(CNSNews.com) - "We are living through a climate crisis today, and a commitment to net zero requires a commitment to ending fossil fuel financing," Rep. Rashida Tlaib, a leftist from Michigan, told bank executives who appeared before the House Financial Services Committee on Wednesday:
"I would like to ask all of you...does your bank have a policy against funding new oil and gas products?" she asked the executives, drawing an emphatic response from Jamie Dimon, the head of JPMorgan Chase:
"Absolutely not," Dimon said. "And that would be the road to hell for America."
"Yeah. That's fine," Tlaib sneered, as she went off-topic:
"Sir, you know what, everybody that got relief for student loans (that) has a bank account with your bank should probably take out their account, and close their account. The fact that you're not even there to help relieve many of the folks that are in debt, extreme debt because of student loan debt, you're out there criticizing it."
Tlaib then asked the other bank executives the same question -- whether they have a policy against funding fossil fuel enterprises.
"We will continue to invest in and support clients who are investing in fossil fuels and in helping them transition to cleaner energy," said Jane Fraser, the Citigroup CEO.
Brian Moynihan, Chairman and Chief Executive Officer, Bank of America told Tlaib, "We're helping our clients make a transition, and that means we're lending to both oil and gas companies and to new energy companies helping monitor their course towards the (net zero) state that you're talking about.
Wells Fargo CEO Charles Scharf replied, "The same thing as Mr. Moynihan said."
Tlaib then turned to Dimon, with one more insult: "Yeah, I'm not going to ask you, Mr. Dimon, because you obviously don't care about working-class people or frontline communities like ours that are facing huge amounts of high rates of asthma, respiratory issues and so much more. Our cancer rates are so high among my communities that I represent, so I'm not going to even ask you if you're committing to ending financing of new oil and gas projects."
Ending such financing is "important," Tlaib concluded, because "we're going to pay the cost of the public health impact. These are people that you're supposed to be serving -- the folks that you're supposed to be providing and supporting in communities.
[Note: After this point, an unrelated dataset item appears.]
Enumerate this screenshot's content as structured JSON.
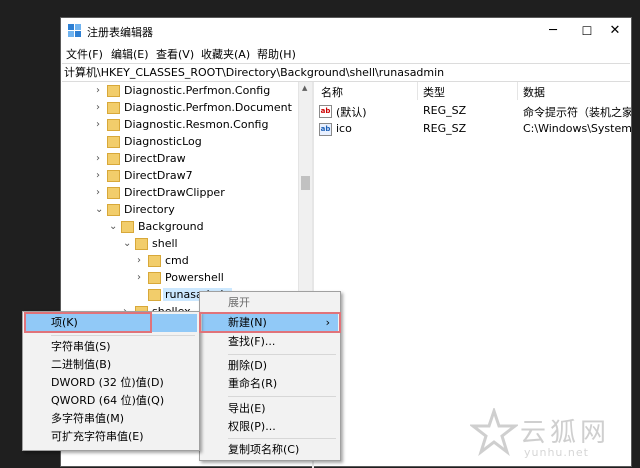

"Anything else defies all logic and scientific evidence at our disposal. If your financial institutions are going to follow through on your public net zero commitments, then the regulators, including the Federal Reserve and Congress, must step in and make them."